Task statement: Print each entry exactly, all the way through.

===== Data records

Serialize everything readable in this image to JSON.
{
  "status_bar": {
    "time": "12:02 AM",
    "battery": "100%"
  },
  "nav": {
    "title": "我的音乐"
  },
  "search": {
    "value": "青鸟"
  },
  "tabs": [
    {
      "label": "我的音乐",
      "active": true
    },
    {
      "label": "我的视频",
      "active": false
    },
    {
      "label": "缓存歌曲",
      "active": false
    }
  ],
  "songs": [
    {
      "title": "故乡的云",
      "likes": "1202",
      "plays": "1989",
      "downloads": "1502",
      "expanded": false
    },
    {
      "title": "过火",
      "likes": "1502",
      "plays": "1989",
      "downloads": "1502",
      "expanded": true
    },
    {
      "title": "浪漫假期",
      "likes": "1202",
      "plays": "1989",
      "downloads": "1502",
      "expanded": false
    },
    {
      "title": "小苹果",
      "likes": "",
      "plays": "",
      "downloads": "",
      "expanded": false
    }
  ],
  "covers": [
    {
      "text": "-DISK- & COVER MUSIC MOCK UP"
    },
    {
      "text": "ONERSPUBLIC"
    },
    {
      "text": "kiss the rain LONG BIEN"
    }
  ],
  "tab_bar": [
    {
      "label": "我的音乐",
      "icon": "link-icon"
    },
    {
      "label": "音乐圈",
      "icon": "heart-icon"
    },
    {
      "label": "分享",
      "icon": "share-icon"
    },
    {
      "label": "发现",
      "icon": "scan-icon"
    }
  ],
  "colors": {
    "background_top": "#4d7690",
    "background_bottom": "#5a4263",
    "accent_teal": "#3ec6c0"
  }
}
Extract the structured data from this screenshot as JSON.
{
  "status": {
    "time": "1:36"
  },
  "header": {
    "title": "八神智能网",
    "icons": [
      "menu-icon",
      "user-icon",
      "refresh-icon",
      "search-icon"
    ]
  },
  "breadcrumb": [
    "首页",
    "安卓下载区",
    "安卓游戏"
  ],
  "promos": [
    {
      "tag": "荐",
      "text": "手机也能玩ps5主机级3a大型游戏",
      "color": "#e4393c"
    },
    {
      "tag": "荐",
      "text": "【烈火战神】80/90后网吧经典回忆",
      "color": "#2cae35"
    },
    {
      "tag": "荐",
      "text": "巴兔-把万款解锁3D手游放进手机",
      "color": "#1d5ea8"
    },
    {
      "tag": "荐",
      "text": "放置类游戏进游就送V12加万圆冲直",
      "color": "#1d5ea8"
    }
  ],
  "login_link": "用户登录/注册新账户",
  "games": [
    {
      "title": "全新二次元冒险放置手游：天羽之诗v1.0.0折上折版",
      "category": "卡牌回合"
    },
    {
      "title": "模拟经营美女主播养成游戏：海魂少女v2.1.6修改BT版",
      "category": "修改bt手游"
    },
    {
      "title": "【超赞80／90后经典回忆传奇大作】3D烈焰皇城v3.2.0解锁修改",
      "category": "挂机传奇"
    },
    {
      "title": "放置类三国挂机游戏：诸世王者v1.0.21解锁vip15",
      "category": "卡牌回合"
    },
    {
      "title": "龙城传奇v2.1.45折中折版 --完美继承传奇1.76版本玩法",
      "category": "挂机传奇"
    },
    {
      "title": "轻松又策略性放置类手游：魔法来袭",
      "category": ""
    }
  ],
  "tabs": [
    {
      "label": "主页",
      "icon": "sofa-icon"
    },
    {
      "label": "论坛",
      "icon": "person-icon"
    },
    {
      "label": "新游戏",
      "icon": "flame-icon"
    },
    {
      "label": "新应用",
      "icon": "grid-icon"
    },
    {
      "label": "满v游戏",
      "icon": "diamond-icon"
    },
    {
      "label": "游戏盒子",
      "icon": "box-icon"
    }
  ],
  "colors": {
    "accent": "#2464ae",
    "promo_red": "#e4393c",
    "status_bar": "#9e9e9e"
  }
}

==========

Written response:
Serialize everything readable in this image to JSON.
{
  "status_bar": {
    "time": "12:02 AM",
    "battery": "100%"
  },
  "nav": {
    "title": "我的音乐"
  },
  "search": {
    "value": "青鸟"
  },
  "tabs": [
    {
      "label": "我的音乐",
      "active": true
    },
    {
      "label": "我的视频",
      "active": false
    },
    {
      "label": "缓存歌曲",
      "active": false
    }
  ],
  "songs": [
    {
      "title": "故乡的云",
      "likes": "1202",
      "plays": "1989",
      "downloads": "1502",
      "expanded": false
    },
    {
      "title": "过火",
      "likes": "1502",
      "plays": "1989",
      "downloads": "1502",
      "expanded": true
    },
    {
      "title": "浪漫假期",
      "likes": "1202",
      "plays": "1989",
      "downloads": "1502",
      "expanded": false
    },
    {
      "title": "小苹果",
      "likes": "",
      "plays": "",
      "downloads": "",
      "expanded": false
    }
  ],
  "covers": [
    {
      "text": "-DISK- & COVER MUSIC MOCK UP"
    },
    {
      "text": "ONERSPUBLIC"
    },
    {
      "text": "kiss the rain LONG BIEN"
    }
  ],
  "tab_bar": [
    {
      "label": "我的音乐",
      "icon": "link-icon"
    },
    {
      "label": "音乐圈",
      "icon": "heart-icon"
    },
    {
      "label": "分享",
      "icon": "share-icon"
    },
    {
      "label": "发现",
      "icon": "scan-icon"
    }
  ],
  "colors": {
    "background_top": "#4d7690",
    "background_bottom": "#5a4263",
    "accent_teal": "#3ec6c0"
  }
}
Extract the structured data from this screenshot as JSON.
{
  "status": {
    "time": "1:36"
  },
  "header": {
    "title": "八神智能网",
    "icons": [
      "menu-icon",
      "user-icon",
      "refresh-icon",
      "search-icon"
    ]
  },
  "breadcrumb": [
    "首页",
    "安卓下载区",
    "安卓游戏"
  ],
  "promos": [
    {
      "tag": "荐",
      "text": "手机也能玩ps5主机级3a大型游戏",
      "color": "#e4393c"
    },
    {
      "tag": "荐",
      "text": "【烈火战神】80/90后网吧经典回忆",
      "color": "#2cae35"
    },
    {
      "tag": "荐",
      "text": "巴兔-把万款解锁3D手游放进手机",
      "color": "#1d5ea8"
    },
    {
      "tag": "荐",
      "text": "放置类游戏进游就送V12加万圆冲直",
      "color": "#1d5ea8"
    }
  ],
  "login_link": "用户登录/注册新账户",
  "games": [
    {
      "title": "全新二次元冒险放置手游：天羽之诗v1.0.0折上折版",
      "category": "卡牌回合"
    },
    {
      "title": "模拟经营美女主播养成游戏：海魂少女v2.1.6修改BT版",
      "category": "修改bt手游"
    },
    {
      "title": "【超赞80／90后经典回忆传奇大作】3D烈焰皇城v3.2.0解锁修改",
      "category": "挂机传奇"
    },
    {
      "title": "放置类三国挂机游戏：诸世王者v1.0.21解锁vip15",
      "category": "卡牌回合"
    },
    {
      "title": "龙城传奇v2.1.45折中折版 --完美继承传奇1.76版本玩法",
      "category": "挂机传奇"
    },
    {
      "title": "轻松又策略性放置类手游：魔法来袭",
      "category": ""
    }
  ],
  "tabs": [
    {
      "label": "主页",
      "icon": "sofa-icon"
    },
    {
      "label": "论坛",
      "icon": "person-icon"
    },
    {
      "label": "新游戏",
      "icon": "flame-icon"
    },
    {
      "label": "新应用",
      "icon": "grid-icon"
    },
    {
      "label": "满v游戏",
      "icon": "diamond-icon"
    },
    {
      "label": "游戏盒子",
      "icon": "box-icon"
    }
  ],
  "colors": {
    "accent": "#2464ae",
    "promo_red": "#e4393c",
    "status_bar": "#9e9e9e"
  }
}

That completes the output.